  7. 7.
    Rohlff C. Proteomics in neuropsychiatric disorders.Int J Neuropsychopharmacol 4: 93–102, 2001.PubMedCrossRefGoogle Scholar
  8. 8.
    Reiber H, Peter JB. Cerebrospinal fluid analysis: disease-related data patterns and evaluation programs.J Neurol Sci 184: 101–122, 2001.PubMedCrossRefGoogle Scholar
  9. 9.
    Schulte PA. A conceptual and historical framework for molecular epidemiology. In: Molecular epidemiology: principles and practices (Schulte PA, Perera FP, eds), pp 3–44. San Diego: Academic Press, 1993.Google Scholar
  10. 10.
    Merikangas K. Genetic epidemiology: bringing genetics to the population—the NAPE Lecture 2001.Acta Psychiatr Scand 105: 3–13, 2002.PubMedCrossRefGoogle Scholar
  11. 11.
    Muller U, Graeber MB. Neurogenetic diseases: molecular diagnosis and therapeutic approaches.J Mol Med 74: 71–84, 1996.PubMedCrossRefGoogle Scholar
  12. 12.
    Mayeux R. Epidemiology of neurodegeneration.Annu Rev Neurosci 26: 81–104, 2003.PubMedCrossRefGoogle Scholar
  13. 13.
    Schulte PA, Perera FP. Validation. In: Molecular epidemiology: principles and practices (Schulte PA, Perera FP, eds), pp 79–107. San Diego: Academic Press, 1993.Google Scholar
  14. 14.
    Pepe MS, Thompson ML. Combining diagnostic test results to increase accuracy.Biostatistics 1: 123–140, 2000.PubMedCrossRefGoogle Scholar
  15. 15.
    Thompson ML, Zucchini W. On the statistical analysis of ROC curves.Stat Med 8: 1277–1290, 1989.PubMedCrossRefGoogle Scholar
  16. 16.
    Mayeux R, Saunders AM, Shea S et al. Utility of the apolipoprotein E genotype in the diagnosis of Alzheimer’s disease. Alzheimer’s Disease Centers Consortium on apolipoprotein E and Alzheimer’s disease.N Engl J Med 338: 506–511, 1998.PubMedCrossRefGoogle Scholar
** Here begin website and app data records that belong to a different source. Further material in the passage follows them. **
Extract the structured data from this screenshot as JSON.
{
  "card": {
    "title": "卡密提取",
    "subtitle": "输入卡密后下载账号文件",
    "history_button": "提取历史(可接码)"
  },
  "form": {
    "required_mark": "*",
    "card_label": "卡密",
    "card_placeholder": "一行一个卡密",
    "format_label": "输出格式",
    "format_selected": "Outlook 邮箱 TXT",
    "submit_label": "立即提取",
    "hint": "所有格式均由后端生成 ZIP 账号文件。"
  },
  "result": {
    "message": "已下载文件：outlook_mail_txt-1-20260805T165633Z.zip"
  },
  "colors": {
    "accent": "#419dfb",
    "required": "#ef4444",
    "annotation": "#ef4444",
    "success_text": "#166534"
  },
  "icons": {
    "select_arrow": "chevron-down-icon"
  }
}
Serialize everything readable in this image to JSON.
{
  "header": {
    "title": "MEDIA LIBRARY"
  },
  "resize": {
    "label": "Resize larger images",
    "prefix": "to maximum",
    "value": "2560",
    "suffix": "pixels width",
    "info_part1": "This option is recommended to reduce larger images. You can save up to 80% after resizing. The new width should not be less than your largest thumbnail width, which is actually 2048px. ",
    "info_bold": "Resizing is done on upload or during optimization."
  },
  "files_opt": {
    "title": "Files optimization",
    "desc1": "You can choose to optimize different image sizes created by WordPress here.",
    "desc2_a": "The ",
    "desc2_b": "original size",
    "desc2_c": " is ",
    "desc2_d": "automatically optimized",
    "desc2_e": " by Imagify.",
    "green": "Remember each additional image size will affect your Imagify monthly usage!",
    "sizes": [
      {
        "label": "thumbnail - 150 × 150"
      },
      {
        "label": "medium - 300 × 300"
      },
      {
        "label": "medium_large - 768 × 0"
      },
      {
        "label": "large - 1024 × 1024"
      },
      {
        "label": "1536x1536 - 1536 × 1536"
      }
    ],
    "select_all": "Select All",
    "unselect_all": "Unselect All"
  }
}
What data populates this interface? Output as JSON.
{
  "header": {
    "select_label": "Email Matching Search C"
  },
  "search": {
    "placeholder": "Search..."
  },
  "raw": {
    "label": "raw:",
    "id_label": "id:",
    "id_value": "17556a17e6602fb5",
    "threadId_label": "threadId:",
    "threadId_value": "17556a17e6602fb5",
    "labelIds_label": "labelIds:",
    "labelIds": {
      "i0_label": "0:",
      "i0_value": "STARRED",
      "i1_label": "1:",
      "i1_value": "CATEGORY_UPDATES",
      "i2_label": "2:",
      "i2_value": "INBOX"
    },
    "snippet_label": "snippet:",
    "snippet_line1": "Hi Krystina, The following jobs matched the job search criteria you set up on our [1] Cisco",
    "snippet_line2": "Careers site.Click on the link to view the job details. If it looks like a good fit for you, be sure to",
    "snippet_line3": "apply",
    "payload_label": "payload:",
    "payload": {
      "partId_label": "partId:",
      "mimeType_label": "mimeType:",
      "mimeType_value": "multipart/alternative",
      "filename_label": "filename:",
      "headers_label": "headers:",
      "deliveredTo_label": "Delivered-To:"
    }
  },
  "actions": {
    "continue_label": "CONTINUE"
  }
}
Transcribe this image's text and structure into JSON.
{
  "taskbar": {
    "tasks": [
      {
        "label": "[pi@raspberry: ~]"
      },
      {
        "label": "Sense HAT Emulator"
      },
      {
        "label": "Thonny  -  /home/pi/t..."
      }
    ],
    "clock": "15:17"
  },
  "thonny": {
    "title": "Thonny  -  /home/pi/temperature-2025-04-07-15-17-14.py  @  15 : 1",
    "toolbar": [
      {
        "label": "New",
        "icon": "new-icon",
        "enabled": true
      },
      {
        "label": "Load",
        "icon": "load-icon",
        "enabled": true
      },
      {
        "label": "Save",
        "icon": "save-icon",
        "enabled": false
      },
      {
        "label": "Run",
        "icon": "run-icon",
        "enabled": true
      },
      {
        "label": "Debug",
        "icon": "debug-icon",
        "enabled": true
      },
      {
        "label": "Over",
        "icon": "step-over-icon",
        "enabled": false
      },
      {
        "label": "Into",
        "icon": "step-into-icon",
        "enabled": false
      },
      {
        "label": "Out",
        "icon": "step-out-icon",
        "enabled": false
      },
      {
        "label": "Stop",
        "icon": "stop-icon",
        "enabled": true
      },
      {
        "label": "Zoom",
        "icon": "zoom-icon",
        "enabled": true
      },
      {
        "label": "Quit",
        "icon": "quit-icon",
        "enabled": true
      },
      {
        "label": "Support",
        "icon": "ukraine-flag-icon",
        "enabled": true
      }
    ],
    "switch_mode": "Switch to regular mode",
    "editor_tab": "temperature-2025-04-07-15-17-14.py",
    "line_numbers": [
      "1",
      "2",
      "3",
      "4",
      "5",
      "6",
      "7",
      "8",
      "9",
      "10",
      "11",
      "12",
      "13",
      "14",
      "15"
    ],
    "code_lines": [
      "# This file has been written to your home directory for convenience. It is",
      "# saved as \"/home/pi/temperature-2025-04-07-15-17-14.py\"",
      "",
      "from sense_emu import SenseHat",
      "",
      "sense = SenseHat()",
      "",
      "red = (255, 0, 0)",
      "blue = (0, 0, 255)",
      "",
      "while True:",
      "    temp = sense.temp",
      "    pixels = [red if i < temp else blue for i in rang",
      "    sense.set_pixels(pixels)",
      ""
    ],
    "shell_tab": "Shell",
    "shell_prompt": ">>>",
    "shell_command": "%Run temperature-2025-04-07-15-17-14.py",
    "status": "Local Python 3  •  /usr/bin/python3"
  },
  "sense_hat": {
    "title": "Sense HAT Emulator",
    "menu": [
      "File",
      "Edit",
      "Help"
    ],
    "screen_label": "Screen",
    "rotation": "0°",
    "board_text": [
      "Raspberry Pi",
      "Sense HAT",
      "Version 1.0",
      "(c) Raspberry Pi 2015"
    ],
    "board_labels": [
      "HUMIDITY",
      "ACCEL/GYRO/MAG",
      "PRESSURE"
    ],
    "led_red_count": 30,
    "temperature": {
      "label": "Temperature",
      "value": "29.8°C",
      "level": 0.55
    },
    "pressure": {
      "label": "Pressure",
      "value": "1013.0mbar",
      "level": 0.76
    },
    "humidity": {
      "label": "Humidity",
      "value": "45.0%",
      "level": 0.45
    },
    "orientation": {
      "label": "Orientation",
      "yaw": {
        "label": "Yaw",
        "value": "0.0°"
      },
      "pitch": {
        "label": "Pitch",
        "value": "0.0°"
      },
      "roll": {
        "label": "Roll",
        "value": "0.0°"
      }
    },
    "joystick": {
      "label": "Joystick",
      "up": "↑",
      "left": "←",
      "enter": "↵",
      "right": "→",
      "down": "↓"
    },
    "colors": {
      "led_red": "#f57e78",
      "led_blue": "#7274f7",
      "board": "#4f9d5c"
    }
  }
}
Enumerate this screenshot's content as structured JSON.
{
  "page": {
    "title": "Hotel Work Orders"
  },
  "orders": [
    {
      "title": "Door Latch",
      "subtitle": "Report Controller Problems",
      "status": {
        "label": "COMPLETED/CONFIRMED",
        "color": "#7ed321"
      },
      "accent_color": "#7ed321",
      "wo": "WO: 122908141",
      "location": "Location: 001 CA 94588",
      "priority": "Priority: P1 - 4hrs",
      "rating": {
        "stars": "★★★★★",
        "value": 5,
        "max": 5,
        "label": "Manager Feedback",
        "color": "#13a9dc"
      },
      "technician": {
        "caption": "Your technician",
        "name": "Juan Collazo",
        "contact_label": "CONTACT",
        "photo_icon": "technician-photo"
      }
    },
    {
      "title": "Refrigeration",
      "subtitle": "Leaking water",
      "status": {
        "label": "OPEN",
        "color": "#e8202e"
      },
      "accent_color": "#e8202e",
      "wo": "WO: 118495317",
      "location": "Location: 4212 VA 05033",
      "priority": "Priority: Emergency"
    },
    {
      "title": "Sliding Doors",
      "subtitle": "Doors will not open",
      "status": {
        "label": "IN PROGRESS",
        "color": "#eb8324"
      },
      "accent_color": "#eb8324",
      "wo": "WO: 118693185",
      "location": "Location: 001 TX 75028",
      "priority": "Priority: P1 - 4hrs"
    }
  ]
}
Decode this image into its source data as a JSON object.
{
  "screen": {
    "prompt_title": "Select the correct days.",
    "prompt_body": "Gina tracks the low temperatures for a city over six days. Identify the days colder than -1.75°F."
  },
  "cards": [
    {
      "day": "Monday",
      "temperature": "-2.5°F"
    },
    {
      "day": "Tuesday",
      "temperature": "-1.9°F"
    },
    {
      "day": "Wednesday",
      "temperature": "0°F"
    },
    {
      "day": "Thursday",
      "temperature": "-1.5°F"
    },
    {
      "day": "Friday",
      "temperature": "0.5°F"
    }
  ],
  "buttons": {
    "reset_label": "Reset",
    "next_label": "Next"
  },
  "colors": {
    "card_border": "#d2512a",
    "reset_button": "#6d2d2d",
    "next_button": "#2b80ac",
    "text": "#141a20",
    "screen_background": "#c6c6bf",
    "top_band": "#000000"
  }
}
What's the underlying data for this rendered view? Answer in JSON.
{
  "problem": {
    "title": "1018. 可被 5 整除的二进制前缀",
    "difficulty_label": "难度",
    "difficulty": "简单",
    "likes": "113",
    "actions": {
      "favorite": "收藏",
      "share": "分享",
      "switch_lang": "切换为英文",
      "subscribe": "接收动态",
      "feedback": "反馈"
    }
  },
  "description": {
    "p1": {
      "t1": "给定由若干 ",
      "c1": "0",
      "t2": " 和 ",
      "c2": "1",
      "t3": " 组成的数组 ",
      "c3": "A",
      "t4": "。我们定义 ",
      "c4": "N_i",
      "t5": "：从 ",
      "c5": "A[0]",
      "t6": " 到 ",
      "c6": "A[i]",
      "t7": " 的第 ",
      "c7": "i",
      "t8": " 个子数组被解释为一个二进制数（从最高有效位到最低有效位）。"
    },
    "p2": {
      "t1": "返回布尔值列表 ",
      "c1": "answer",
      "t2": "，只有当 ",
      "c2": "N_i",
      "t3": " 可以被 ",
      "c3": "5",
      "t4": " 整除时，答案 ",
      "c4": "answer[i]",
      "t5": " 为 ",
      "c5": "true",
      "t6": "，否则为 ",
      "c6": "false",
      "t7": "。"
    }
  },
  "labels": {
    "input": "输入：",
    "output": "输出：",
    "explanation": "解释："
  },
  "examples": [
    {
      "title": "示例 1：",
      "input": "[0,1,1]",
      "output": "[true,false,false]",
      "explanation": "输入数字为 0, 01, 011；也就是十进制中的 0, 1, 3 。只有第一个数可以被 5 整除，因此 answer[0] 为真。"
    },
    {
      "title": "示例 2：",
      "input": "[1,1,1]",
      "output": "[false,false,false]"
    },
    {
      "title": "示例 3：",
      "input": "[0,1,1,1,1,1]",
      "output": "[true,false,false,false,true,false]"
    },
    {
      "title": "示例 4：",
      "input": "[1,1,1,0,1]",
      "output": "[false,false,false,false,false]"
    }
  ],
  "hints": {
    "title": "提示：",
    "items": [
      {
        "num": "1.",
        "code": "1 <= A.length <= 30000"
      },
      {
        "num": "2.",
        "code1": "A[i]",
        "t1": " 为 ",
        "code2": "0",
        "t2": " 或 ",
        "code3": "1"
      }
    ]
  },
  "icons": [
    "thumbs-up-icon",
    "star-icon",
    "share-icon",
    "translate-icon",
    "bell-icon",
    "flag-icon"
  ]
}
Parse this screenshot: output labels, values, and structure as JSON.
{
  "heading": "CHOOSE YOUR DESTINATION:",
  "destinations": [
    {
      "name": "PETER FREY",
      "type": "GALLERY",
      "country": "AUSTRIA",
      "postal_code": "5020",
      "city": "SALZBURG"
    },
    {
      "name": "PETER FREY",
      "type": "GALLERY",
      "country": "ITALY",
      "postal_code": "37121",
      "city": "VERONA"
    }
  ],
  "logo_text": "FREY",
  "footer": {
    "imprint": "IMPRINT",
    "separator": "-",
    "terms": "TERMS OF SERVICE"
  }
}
Copyright information

© The American Society for Experimental NeuroTherapeutics, Inc 2004

Authors and Affiliations

  1. 1.Gertrude H. Sergievsky Center and the Taub Institute for Research on Alzheimer’s Disease and the Aging Brain, College of Physicians and SurgeonsColumbia UniversityNew York

Personalised recommendations